There is something about ancient cultural stories that has always fascinated me. As a child growing up in American suburbia, it never struck me as odd that I was obsessed with reading the Indian epics in great detail, even though my exposure was limited to books and videos my dad would rent from the Indian grocery store.
Of course, I used to look with awe at the beauty and majesty of the queens in these stories and imagine I was one of them. But these epics also taught me at a young age the meaning of morality and justice. How to live with honor and duty. How to respect elders and each other and act with integrity. How to sacrifice selfishness for a greater good. I don’t claim that I am any sort of an expert on these topics; but I like to believe engrossing myself from an early age in these stories made me a better person.
The first time I remember embodying one of these stories came when I was a teenager. I remember a time when I was harassed and insulted by a man I was dating in a way that was unfathomable to me. The rageful energy of “Draupadi” came up very strongly in my body at that time; I connected with her experience of intense anger and suffering — her disillusionment at being left alone and unsupported, even as a wife of 5 husbands. The rage and pain of Draupadi is more relevant than ever today with current social and political happenings and the #Metoo Movement; she is a powerful and timeless archetype of the wounded feminine.
And the complicated character of “Karna”: Born as an outcast, constantly judged for his caste and creed, denied opportunities to flourish in a world designed for the privileged, which made him ultimately side with evil because he had no other choice. Despite his talent and potential, Karna was refused the opportunity to study warfare with the greatest teacher, Drona, because he belonged to a lower caste. He was constantly insulted and discriminated against for his socioeconomic status, looked down upon, and suppressed from achieving excellence. Sound familiar? His plight and helplessness reminds me of the experience of discrimination and racism that people of lower economic class and darker skin feel in the current day, which can drive them to make immoral life choices and decisions.
I remember tearing up when Bhishma said to Arjun, after hearing of Abhimanyu’s death: “Those who attacked and slaughtered an unarmed child don’t deserve to be called warriors - they are sad human beings. Forgive them if you can.” It reminds me every time I am hurt by someone or witness ignorance in the world without understanding why, that the ones who are inflicting pain on others are the most unfortunate of them all — they are too in deep pain and need to be forgiven and loved.
I can often hear in my head when Krishna told Arjun: “Aren’t you the same warrior who said that you can only see the eye of the bird you will shoot? So why are you looking at the sun(time) and other places now? Keep your eye on your goal, and nothing else.” Time was, after all, in Krishna’s control to be manipulated as needed. So why was Arjun worrying? Similarly, when I am anxious about running out of time on my goals and dreams, I can remember these words and relax a bit; it is all under the Universe’s control anyway, and I simply need to trust.

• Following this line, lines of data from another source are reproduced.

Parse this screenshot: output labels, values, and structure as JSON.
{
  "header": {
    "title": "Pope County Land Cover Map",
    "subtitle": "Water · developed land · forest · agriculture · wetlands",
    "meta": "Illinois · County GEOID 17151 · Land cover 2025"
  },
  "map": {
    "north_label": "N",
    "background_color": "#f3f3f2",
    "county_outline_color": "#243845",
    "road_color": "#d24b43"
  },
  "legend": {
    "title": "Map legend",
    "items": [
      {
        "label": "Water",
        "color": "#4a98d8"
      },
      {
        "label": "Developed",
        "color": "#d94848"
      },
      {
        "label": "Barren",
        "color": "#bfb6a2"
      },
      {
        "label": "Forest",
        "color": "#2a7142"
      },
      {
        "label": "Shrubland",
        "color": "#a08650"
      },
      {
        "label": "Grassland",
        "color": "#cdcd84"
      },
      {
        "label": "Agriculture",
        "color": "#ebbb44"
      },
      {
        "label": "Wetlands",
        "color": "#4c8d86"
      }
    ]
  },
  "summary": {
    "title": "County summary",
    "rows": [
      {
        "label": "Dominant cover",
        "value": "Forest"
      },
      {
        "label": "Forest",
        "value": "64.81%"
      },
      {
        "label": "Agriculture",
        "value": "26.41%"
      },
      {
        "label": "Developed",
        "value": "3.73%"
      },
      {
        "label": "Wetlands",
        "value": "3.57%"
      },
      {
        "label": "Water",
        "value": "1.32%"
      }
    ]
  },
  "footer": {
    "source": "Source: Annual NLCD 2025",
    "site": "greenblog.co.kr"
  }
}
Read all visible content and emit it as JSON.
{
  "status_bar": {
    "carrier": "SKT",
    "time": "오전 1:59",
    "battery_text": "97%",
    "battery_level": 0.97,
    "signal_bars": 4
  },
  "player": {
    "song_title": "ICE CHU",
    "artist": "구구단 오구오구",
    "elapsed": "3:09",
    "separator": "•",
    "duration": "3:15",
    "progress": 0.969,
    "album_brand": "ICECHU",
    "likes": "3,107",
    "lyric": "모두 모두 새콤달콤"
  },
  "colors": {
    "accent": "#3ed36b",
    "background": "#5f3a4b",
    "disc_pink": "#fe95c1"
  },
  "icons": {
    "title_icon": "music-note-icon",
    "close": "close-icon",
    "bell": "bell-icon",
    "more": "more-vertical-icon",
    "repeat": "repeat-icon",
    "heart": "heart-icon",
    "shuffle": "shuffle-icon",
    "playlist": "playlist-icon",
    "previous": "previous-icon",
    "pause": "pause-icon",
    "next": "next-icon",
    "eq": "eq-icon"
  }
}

Thus, I don’t believe these are stories to be brushed off as irrelevant to our lives — in fact, i think they have greater and greater relevance to the modern day, and they can function to inspire us to live with greater honor, clarity, and purpose in troubling times.
Are there any stories from your culture that speak to you? Please share at firstname.lastname@example.org!
Stories And Culture